Yarmouth Conservation Trust
YCT 54 acre CR protects Hospital Bog's autumn color.. YCT 54 acre CR protects Hospital Bog's autumn color..
Mission: Yarmouth Conservation Trust (YCT) preserves open space to protect woodlands, water, wildlife habitats, and scenic views throughout Yarmouth.
About Land Trusts

Land trusts are local, state, or regional nonprofit organizations directly involved in protecting land for its natural, recreational, scenic, historical, or productive value. Most land trusts are private, nonprofit corporations. Land trusts are not "trusts" in the legal sense, and may also be called "conservancies," "foundations," or any number of other names descriptive of their purpose.

Land trusts, like Yarmouth Conservation Trust, are distinguished by their first-hand involvement in land transactions or management. This involvement can take many forms. Some land trusts purchase or accept donations of land or of conservation restrictions (permanent, binding agreements that restrict the uses of a piece of land to protect its conservation resources). Some manage land owned by others or advise landowners on how to preserve their land. Some land trusts help negotiate conservation transactions in which they play no other role.

Land trusts often work cooperatively with government agencies by acquiring or managing land, researching open space needs and priorities, and assisting in the development of open space plans. They also may work with other nonprofit organizations and sometimes with developers. A land trust may do one, several, or all of these things.

Some land trusts are organized to protect a single piece of property, but the more active trusts have a larger land protection agenda. They may focus their efforts in a community, in a region, on a particular type of resource, or on a protection project. Some operate statewide and work cooperatively with local land trusts in addition to conducting their own land conservation projects. Resources protected by land trusts include forests, prairie grasslands, islands, urban gardens, river corridors, farmland, watersheds, parklands, marshes, ranchland, scenic vistas, cultural landscapes, Civil War battlefields, and hiking trails.

Most land trusts depend on volunteer leadership and support even if they also have a professional staff. They have the potential to bring together a wide range of people in a community, such as naturalists, planners, farmers, hunters, landowners, community leaders, sometimes developers, and others who care about special lands in their communities.
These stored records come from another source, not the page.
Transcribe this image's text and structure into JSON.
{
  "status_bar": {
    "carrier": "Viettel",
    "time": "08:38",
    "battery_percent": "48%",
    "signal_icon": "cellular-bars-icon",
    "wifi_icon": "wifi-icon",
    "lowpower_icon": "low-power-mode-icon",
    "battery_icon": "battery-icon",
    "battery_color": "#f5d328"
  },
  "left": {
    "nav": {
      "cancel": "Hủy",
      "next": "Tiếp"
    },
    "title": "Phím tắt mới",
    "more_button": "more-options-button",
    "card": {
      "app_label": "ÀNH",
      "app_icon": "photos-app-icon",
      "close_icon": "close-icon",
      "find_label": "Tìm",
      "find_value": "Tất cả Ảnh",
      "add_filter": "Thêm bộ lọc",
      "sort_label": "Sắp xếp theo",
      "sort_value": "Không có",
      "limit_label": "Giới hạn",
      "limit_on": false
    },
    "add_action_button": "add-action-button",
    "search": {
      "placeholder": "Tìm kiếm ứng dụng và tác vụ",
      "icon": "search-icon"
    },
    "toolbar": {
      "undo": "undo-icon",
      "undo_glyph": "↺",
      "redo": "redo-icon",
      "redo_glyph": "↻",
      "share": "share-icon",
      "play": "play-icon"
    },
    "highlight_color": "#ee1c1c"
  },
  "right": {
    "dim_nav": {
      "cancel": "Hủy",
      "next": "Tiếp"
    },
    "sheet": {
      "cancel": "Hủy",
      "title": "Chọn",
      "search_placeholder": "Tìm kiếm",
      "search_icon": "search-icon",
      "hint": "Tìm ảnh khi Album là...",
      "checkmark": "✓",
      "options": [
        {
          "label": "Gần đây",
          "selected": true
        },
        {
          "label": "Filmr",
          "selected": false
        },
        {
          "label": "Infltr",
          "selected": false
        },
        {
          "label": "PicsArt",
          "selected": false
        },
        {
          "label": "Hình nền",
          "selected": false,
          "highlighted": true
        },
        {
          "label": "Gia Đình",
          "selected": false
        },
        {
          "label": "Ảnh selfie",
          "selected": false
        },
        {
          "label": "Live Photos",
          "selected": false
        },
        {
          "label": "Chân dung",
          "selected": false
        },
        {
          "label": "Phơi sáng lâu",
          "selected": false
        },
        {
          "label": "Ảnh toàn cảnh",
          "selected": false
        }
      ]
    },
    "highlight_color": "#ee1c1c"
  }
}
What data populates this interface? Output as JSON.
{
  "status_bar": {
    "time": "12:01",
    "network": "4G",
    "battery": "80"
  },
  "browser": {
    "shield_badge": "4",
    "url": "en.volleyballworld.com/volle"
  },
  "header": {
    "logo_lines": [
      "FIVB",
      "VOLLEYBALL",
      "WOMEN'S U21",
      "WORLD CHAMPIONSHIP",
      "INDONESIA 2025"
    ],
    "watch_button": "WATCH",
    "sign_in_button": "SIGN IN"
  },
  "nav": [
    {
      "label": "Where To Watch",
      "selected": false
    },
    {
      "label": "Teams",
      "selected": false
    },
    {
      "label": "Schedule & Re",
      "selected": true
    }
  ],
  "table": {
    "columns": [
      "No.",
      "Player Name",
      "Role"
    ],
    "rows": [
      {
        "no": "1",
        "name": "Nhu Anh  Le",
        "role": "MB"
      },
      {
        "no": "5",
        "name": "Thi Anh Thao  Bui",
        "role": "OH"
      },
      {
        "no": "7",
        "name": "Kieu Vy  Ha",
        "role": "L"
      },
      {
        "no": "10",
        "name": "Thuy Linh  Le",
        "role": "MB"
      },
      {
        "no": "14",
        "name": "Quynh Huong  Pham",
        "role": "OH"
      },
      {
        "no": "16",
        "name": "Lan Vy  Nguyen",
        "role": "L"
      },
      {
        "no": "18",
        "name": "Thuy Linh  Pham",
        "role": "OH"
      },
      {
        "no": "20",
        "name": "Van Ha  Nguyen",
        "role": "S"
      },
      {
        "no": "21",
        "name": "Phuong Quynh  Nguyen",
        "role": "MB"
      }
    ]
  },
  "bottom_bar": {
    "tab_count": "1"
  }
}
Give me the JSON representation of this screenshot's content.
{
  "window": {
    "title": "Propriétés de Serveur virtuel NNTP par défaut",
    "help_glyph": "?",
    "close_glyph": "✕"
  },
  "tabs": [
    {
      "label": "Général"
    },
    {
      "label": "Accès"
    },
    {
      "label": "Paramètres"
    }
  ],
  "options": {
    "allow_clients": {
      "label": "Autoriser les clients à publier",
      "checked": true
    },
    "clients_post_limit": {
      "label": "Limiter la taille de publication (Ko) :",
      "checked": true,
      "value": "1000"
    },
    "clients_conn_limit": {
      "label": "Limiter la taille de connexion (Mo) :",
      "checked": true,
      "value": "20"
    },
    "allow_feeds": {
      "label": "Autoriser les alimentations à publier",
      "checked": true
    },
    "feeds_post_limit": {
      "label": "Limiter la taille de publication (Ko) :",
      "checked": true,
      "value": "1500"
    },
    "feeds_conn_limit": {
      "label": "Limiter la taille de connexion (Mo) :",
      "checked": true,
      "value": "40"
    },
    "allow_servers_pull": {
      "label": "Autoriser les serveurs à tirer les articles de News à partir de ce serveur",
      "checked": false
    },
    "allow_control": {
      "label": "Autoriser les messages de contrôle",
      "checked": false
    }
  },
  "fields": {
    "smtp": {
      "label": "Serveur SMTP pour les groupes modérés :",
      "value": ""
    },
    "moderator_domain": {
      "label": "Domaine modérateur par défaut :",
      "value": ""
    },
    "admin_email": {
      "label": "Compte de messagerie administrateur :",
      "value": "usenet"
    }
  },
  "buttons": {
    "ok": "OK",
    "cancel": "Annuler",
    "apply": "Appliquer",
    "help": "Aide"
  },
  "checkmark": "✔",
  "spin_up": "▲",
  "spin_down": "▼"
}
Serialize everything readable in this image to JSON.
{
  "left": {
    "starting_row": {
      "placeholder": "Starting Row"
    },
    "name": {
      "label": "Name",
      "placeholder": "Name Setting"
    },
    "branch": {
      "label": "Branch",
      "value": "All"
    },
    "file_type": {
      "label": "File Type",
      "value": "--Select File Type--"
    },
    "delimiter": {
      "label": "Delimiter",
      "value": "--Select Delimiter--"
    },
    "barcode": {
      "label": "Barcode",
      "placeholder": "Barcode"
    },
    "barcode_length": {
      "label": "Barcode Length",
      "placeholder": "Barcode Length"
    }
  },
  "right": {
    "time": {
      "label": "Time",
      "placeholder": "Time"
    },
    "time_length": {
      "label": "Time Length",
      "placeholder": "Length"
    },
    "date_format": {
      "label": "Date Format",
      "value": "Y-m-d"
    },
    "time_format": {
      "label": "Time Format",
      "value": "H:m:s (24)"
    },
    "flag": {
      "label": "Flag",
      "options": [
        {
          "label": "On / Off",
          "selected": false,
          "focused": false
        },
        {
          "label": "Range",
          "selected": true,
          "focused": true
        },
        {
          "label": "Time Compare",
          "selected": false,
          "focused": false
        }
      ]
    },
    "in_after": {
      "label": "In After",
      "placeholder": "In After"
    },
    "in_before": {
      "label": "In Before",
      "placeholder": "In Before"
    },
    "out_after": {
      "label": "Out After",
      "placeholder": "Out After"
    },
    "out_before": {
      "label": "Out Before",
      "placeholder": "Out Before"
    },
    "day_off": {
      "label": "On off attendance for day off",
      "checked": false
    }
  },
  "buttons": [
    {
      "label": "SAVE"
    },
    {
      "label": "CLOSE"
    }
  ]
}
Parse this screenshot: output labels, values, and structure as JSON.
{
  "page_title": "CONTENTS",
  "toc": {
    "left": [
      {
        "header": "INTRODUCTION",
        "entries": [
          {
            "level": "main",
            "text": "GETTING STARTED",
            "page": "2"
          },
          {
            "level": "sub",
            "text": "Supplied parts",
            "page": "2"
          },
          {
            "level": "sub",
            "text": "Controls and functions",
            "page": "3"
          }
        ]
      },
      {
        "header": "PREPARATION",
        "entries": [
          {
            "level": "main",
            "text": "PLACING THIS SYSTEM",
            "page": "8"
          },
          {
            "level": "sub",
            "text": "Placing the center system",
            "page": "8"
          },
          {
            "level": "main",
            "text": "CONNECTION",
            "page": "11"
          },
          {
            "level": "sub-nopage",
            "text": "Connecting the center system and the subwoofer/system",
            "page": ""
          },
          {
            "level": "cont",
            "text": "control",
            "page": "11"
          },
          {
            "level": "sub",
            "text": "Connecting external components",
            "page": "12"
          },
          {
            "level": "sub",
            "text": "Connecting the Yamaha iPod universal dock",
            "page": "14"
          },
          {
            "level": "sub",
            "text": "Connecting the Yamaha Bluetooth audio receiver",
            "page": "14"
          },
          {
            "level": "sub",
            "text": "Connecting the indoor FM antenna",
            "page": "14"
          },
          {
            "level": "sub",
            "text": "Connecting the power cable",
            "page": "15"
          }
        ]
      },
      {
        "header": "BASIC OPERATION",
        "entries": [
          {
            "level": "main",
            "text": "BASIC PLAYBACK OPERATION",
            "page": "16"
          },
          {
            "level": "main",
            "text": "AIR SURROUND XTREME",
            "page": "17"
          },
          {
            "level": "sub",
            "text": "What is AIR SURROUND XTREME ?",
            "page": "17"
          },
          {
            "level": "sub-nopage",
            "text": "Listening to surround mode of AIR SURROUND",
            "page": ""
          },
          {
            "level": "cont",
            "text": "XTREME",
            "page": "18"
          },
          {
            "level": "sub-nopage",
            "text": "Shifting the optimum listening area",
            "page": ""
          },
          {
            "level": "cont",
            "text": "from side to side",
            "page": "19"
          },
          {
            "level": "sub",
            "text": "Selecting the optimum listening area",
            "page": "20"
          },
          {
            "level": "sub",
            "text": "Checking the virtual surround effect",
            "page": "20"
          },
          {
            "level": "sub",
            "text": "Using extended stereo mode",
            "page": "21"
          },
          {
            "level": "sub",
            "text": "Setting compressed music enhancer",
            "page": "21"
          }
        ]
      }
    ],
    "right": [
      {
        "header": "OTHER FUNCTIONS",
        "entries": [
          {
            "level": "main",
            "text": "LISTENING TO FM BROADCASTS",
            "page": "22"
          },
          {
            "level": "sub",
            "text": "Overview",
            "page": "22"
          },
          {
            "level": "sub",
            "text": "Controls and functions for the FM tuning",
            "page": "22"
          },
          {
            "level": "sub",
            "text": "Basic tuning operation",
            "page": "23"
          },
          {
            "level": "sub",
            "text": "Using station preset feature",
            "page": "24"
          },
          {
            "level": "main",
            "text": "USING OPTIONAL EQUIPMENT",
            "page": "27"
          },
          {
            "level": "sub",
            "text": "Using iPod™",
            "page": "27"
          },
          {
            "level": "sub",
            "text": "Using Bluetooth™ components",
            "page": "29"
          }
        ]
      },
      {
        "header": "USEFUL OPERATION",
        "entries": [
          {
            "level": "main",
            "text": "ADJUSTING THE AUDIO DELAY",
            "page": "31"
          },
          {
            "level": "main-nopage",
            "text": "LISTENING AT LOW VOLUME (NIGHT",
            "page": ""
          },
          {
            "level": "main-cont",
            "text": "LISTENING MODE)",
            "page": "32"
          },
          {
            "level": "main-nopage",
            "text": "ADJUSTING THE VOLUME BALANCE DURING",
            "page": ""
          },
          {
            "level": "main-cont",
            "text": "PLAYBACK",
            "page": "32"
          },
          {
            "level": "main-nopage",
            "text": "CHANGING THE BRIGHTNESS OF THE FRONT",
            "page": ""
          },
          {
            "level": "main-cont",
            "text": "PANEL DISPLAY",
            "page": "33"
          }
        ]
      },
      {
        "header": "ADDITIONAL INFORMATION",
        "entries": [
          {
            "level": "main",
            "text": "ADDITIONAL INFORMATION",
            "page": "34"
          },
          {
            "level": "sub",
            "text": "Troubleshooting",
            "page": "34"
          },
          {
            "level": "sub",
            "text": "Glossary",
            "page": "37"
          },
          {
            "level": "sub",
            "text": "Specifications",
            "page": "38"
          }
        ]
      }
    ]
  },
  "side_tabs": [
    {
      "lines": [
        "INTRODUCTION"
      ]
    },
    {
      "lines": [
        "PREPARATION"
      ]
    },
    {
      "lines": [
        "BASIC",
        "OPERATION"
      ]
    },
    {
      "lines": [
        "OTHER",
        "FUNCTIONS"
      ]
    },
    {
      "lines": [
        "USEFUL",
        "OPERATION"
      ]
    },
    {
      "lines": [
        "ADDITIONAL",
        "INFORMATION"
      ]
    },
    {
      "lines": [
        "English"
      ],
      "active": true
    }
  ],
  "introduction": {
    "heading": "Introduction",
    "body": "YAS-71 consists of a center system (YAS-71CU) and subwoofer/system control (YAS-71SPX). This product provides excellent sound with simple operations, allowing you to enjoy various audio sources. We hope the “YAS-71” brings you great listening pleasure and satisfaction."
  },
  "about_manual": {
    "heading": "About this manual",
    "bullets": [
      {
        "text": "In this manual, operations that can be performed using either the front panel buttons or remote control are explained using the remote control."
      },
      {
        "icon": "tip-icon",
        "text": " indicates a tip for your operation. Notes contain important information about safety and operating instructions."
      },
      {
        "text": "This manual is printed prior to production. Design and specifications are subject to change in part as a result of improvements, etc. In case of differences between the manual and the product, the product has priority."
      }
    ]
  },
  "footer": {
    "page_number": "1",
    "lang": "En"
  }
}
Land trusts have many advantages as a vehicle for protecting land. They can hold and manage land and other assets as a corporation, rather than through individuals. As private organizations, land trusts can be more flexible and creative and can generally act more quickly than government agencies, since they are not as restrained by politics and procedures. They are able to negotiate with landowners discreetly, confidentially, and quickly.

Their nonprofit status brings them a variety of tax benefits. Donations to land trusts may qualify donors of land, conservation easements [also called conservation restrictions], or money for income, estate, or gift tax savings. Properly structured land trusts are exempt from federal and state income taxes, and sometimes from local property and real estate transfer taxes as well. Nonprofit status is also an advantage in raising funds from a variety of sources.

As community-based organizations, land trusts draw on community resources, including volunteer time and skills. Their community orientation is also helpful in selecting and negotiating transactions. They are familiar with the land in the area and often have the trust and confidence of local landowners who may not want to work with government agencies or entities from outside the community.

(Source: The Land Trust Alliance. Starting a Land Trust: A Guide to Forming a Land Conservation Organization. Virginia: The Land Trust Alliance, 1990.)

YCT Contact Information

Mailing Address
Yarmouth Conservation Trust
P.O. Box 376
Yarmouth Port, MA 02675

Don Henderson: dfh@capecod.net

Don Henderson: (508) 776-0629